Is everything becoming a ‘Science’ these days? Land change science, sustainability science, conservation science, invasion science… what is behind all these new labels? This phenomenon seems to have somewhat contradictory drivers: one is an appeal to interdisciplinarity and crossing the natural-social divide; the other is a rhetorical or strategic retreat to the authority of Science-with-a-capital-S. The consequence is a number of approaches claiming intellectual territory and scientific, ‘apolitical’ authority and largely shutting the doors for reflective, interpretive, and critical social science and humanities approaches. Read the rest of this entry »
Every once in a while, it is worth reflecting on concepts that have become so central to discourse that they are repeated ad nauseum but without any novelty. So it goes with ‘interdisciplinarity’, a pet term of any university or research administrator. It is widely desired or required, without much thinking about what it means. For there can be multiple interdisciplinarities, or competing interdisciplinary approaches (as I show for political ecology and resilience, see below). Interdisciplinarity can be a practice, a goal, a tool, or an outcome; it can be individual or team-based; it can be ‘deep’ or ‘shallow’; it can be a spirit of enquiry or a formal requirement.
These were some of the inspirations I gained from attending, this first week of October, an intimate conference on Interdisciplinarités entre natures et sociétés, in Cerisy-la-Salle, France. Read the rest of this entry »
The team of our current ARC-funded project on local knowledge and uses of environmental weeds recently assembled in Kununurra, far northwest Australia. The project will compare local people’s views of “weeds” across four case studies in four countries around the Indian Ocean – India, South Africa, Madagascar, and Australia. My Monash colleague Priya Rangan and I are collaborating with Charlie Shackleton (Rhodes University, South Africa) and Ramesh Kannan (ATREE, India), supported by Tom Bach (doctoral student on our previous ARC grant) and Pat Lowe (Kimberley-based author and environmentalist). Read the rest of this entry »
How did forty years of rural development, population growth, and conservation action transform the landscapes of highland Madagascar?

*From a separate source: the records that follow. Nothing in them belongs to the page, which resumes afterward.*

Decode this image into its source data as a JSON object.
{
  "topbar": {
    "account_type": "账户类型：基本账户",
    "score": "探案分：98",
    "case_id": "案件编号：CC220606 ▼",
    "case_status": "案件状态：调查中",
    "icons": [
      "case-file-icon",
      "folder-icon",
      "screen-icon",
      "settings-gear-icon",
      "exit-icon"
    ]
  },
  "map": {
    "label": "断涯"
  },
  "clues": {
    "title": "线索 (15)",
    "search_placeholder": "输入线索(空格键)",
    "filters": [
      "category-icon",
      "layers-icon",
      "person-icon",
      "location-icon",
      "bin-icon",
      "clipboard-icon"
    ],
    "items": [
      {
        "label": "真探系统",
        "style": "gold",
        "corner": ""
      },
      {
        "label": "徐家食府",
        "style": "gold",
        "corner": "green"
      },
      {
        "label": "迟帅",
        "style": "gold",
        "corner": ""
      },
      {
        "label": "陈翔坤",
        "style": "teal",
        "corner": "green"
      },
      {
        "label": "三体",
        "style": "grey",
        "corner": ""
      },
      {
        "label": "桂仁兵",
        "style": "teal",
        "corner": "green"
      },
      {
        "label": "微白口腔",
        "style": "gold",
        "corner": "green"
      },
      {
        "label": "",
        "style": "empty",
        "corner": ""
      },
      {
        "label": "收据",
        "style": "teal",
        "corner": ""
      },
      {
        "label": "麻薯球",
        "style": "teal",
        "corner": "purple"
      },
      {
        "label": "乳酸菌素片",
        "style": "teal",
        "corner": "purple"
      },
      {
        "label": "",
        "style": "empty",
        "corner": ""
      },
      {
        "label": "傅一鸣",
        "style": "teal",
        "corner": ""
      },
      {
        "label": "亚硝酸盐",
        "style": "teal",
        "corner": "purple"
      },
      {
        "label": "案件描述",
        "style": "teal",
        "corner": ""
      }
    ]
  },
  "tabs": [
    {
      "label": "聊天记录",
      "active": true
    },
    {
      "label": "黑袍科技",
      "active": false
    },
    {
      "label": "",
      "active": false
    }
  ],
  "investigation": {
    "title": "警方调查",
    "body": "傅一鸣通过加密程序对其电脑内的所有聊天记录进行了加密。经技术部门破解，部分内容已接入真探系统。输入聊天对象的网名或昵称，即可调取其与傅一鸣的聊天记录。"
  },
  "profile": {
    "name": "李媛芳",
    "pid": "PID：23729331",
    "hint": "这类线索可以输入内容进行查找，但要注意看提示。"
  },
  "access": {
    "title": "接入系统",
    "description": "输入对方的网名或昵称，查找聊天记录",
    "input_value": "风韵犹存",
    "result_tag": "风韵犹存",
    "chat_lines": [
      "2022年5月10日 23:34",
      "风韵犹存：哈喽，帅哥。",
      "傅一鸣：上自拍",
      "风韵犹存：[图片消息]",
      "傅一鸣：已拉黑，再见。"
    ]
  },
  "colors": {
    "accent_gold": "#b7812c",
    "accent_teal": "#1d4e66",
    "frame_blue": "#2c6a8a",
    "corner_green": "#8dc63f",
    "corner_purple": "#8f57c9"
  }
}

My recently published [1, 2] analysis of a region-wide sample of air photos from circa 1950 and 1991 document several key trends: crop fields, settlements, and exotic trees are replacing open grassland, while irrigated rice is expanding at the expense of wetland and riparian vegetation.
Indonesia‘s courts recently recognised community forests (or customary ‘adat‘ forests) as distinct from state forests (i.e., government land). This is a landmark decision, as shown in an excellent analysis by Elizabeth Kahurani . It overturns a presumption that the state is first and foremost the guardian and manager of forests, and vests more rights in local communities. In the context of south-east Asia, where states have a poor history of protecting forests (especially in ways that respect local indigenous people), this is an important victory. In contrast, here in Fiji and in much of the rest of the Pacific, the situation is quite different: most land (and hence forest) is ‘native land’ and belongs to traditional village structures. Revenue from logging goes to the iTaukei land board and the villages (the forest service just overseas licences), also two state owned companies grow pine and mahogany on leased native and crown land . In Madagascar, the situation is different again. The presumption of unoccupied land (hence, forests) as state domain comes first, and most significant areas of forestland have been demarcated as parks, reserves, or classified forests. Since the mid-1990s, neighbouring communities may gain use and management rights to some forest areas, but the forest is still fundamentally the state’s . Rural social movements are much weaker than in Indonesia, and the conservation lobby (which usually tends to favour state control) is stronger, in relative terms.
Indonesia’s decision can be read through the Nancy Peluso and Peter Vandergeest’s ideas about “political forests”. Their article in Journal of Asian Studies  traces the history of the idea of state forests, and how it was constituted dialectically with customary rights: Read the rest of this entry »
An exciting archaeological find by Bob Dewar  and colleagues suggests the presence of hunter-gatherers on Madagascar around 4000 years ago, which essentially doubles the length of the history of Madagascar’s human settlement. Their discovery, published in PNAS , suggests four thousand years of people living, burning, cultivating, shaping, transforming, and developing the island’s environment, instead of around two thousand . From a pyrogeography perspective, Dewar and colleagues make an important point towards the end of their paper: Read the rest of this entry »
Imagine two 9 year-old children. One gets driven across town to a school that his parents find best fits his learning needs, or social values, or cultural community. He barely knows the kids on the street where he lives, as they all go to other schools. He sits in traffic everyday, contributing carbon to the atmosphere and pollutants to the city air. The other child walks to the local primary school, joining friends along the way, kicking stones down the sidewalk, plucking leaves from the hedge, learning to avoid dangerous street crossings and engaging in little mischiefs. Obviously, I exaggerate and simplify. But the point I wish to make is that the impacts of school choice (or school vouchers, or proliferating private schools) on traffic, air quality, carbon emissions, health, family time, and neighbourhood cohesion are far from sufficiently discussed in debates over school choice.